Kyrgyzstan’s oil production currently meets only about 15 percent of total domestic demand. This means that the country imports about 85 percent of its requirements. In an effort to boost state revenues, the Kyrgyz parliament has unwisely decided to impose VAT on the existing excise tax, thus driving up the price of imported motor oil. Hence, the final result has been quite the opposite of what was hoped for. Imports of legal motor fuel and oils have fallen by roughly 75 percent, and the state treasury has been loosing about US$1.5 million a month since the beginning of the year.

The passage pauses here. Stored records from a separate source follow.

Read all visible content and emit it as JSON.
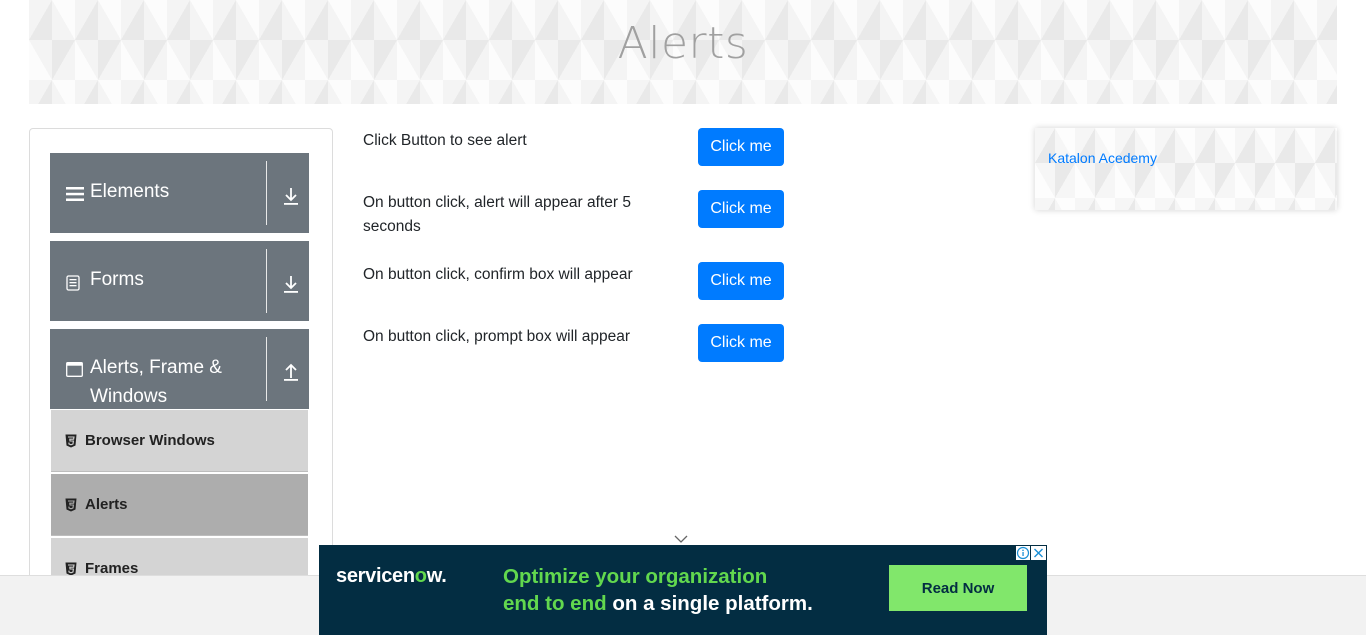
{
  "header": {
    "title": "Alerts"
  },
  "sidebar": {
    "groups": [
      {
        "label": "Elements",
        "icon": "hamburger-icon",
        "arrow": "download-arrow-icon"
      },
      {
        "label": "Forms",
        "icon": "document-icon",
        "arrow": "download-arrow-icon"
      },
      {
        "label": "Alerts, Frame &",
        "label_line2": "Windows",
        "icon": "window-icon",
        "arrow": "upload-arrow-icon"
      }
    ],
    "items": [
      {
        "label": "Browser Windows",
        "icon": "html5-icon",
        "active": false
      },
      {
        "label": "Alerts",
        "icon": "html5-icon",
        "active": true
      },
      {
        "label": "Frames",
        "icon": "html5-icon",
        "active": false
      }
    ]
  },
  "main": {
    "rows": [
      {
        "text": "Click Button to see alert",
        "button": "Click me"
      },
      {
        "text": "On button click, alert will appear after 5 seconds",
        "button": "Click me"
      },
      {
        "text": "On button click, confirm box will appear",
        "button": "Click me"
      },
      {
        "text": "On button click, prompt box will appear",
        "button": "Click me"
      }
    ]
  },
  "right_card": {
    "link": "Katalon Acedemy"
  },
  "ad": {
    "logo_pre": "servicen",
    "logo_o": "o",
    "logo_post": "w.",
    "line1": "Optimize your organization",
    "line2_green": "end to end",
    "line2_white": " on a single platform.",
    "cta": "Read Now"
  },
  "colors": {
    "primary": "#007bff",
    "sidebar_header": "#6c757d",
    "sidebar_item": "#d4d4d4",
    "sidebar_item_active": "#adadad",
    "ad_bg": "#032d42",
    "ad_accent": "#62d84e"
  }
}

Amazingly enough, there is still no shortage of fuel in the country. The explanation is very simple: Fifty percent of the fuel in Kyrgyzstan is contraband. The government is not reacting and apparently believes that it is pointless to intervene, given that prices of petrol and fuel are much lower in neighboring countries.
The next best thing to do might be to start investing in Kyrgyzstan’s potentially big oil production industry. In a country surviving mainly on agriculture and extraction of gold, oil production in the past few years was though to be a good alternative for a GDP boost. Kyrgyzstan has definite potential in that area; however, the country is poverty-stricken and debt-ridden; it is also in desperate need of foreign investment if it wants to develop the oil sector any further. The problems are classical: Kyrgyzneftegaz is the only company in the republic dealing with extraction of oil and gas. The existing oil wells have been depleted and the exploration of new fields is restrained due to lack of funds. The company miraculously continues to operate, but the present output is very low, with the firm extracts only about 0.8 tons daily. In comparison, wells in Russia that produce less than 10 tons a day are simply being closed. Kyrgyzstan simply cannot allow itself that luxury. Recently, some new large wells have been discovered in the southern parts of the country. Why are investors not pouring in? Because that part of the country has long been subject to terrorist attacks from Islamic extremist groups. Whoever summons the courage to begin exploring oil fields in those politically unstable areas may just emerge as winners (BBC Worldwide Monitoring, May 9, July 17; EIU Viewswire, July 21).
WAR OF NERVES IN KYRGYZSTAN?